"""

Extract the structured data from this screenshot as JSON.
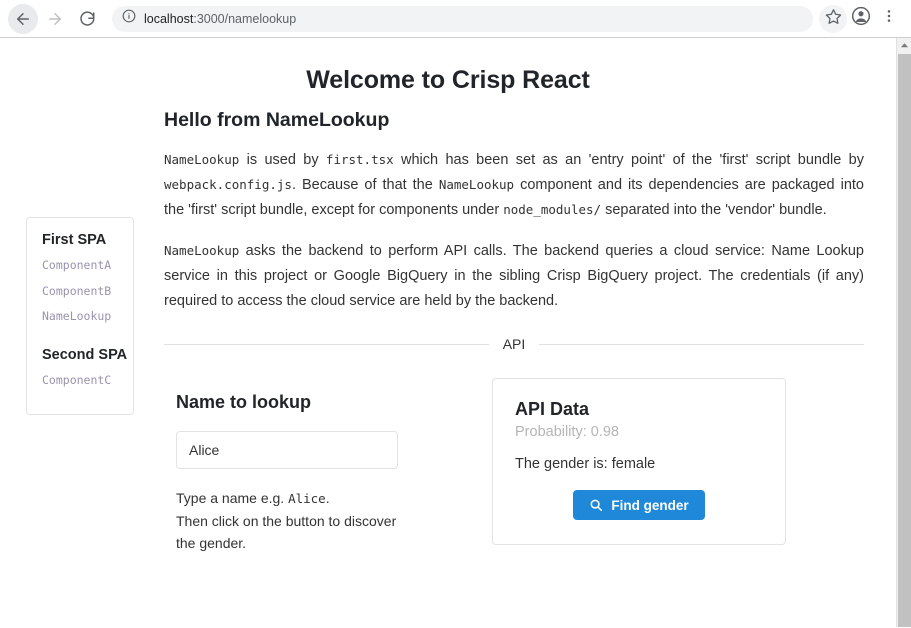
{
  "browser": {
    "back_icon": "back-arrow-icon",
    "forward_icon": "forward-arrow-icon",
    "reload_icon": "reload-icon",
    "site_info_icon": "site-info-icon",
    "url_host": "localhost",
    "url_path": ":3000/namelookup",
    "bookmark_icon": "star-icon",
    "profile_icon": "profile-avatar-icon",
    "menu_icon": "three-dot-menu-icon"
  },
  "page": {
    "title": "Welcome to Crisp React",
    "section_title": "Hello from NameLookup"
  },
  "sidebar": {
    "groups": [
      {
        "heading": "First SPA",
        "links": [
          "ComponentA",
          "ComponentB",
          "NameLookup"
        ]
      },
      {
        "heading": "Second SPA",
        "links": [
          "ComponentC"
        ]
      }
    ]
  },
  "paragraphs": {
    "p1": {
      "c1": "NameLookup",
      "t1": " is used by ",
      "c2": "first.tsx",
      "t2": " which has been set as an 'entry point' of the 'first' script bundle by ",
      "c3": "webpack.config.js",
      "t3": ". Because of that the ",
      "c4": "NameLookup",
      "t4": " component and its dependencies are packaged into the 'first' script bundle, except for components under ",
      "c5": "node_modules/",
      "t5": " separated into the 'vendor' bundle."
    },
    "p2": {
      "c1": "NameLookup",
      "t1": " asks the backend to perform API calls. The backend queries a cloud service: Name Lookup service in this project or Google BigQuery in the sibling Crisp BigQuery project. The credentials (if any) required to access the cloud service are held by the backend."
    }
  },
  "divider": {
    "label": "API"
  },
  "form": {
    "title": "Name to lookup",
    "input_value": "Alice",
    "input_placeholder": "",
    "help_prefix": "Type a name e.g. ",
    "help_code": "Alice",
    "help_suffix": ".",
    "help_line2": "Then click on the button to discover the gender."
  },
  "card": {
    "title": "API Data",
    "probability": "Probability: 0.98",
    "result": "The gender is: female",
    "button_label": "Find gender",
    "button_icon": "search-icon",
    "button_color": "#1f88d9"
  }
}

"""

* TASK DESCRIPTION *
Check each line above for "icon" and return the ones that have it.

* RESPONSE TO THIS TASK *
    "back_icon": "back-arrow-icon",
    "forward_icon": "forward-arrow-icon",
    "reload_icon": "reload-icon",
    "site_info_icon": "site-info-icon",
    "bookmark_icon": "star-icon",
    "profile_icon": "profile-avatar-icon",
    "menu_icon": "three-dot-menu-icon"
    "button_icon": "search-icon",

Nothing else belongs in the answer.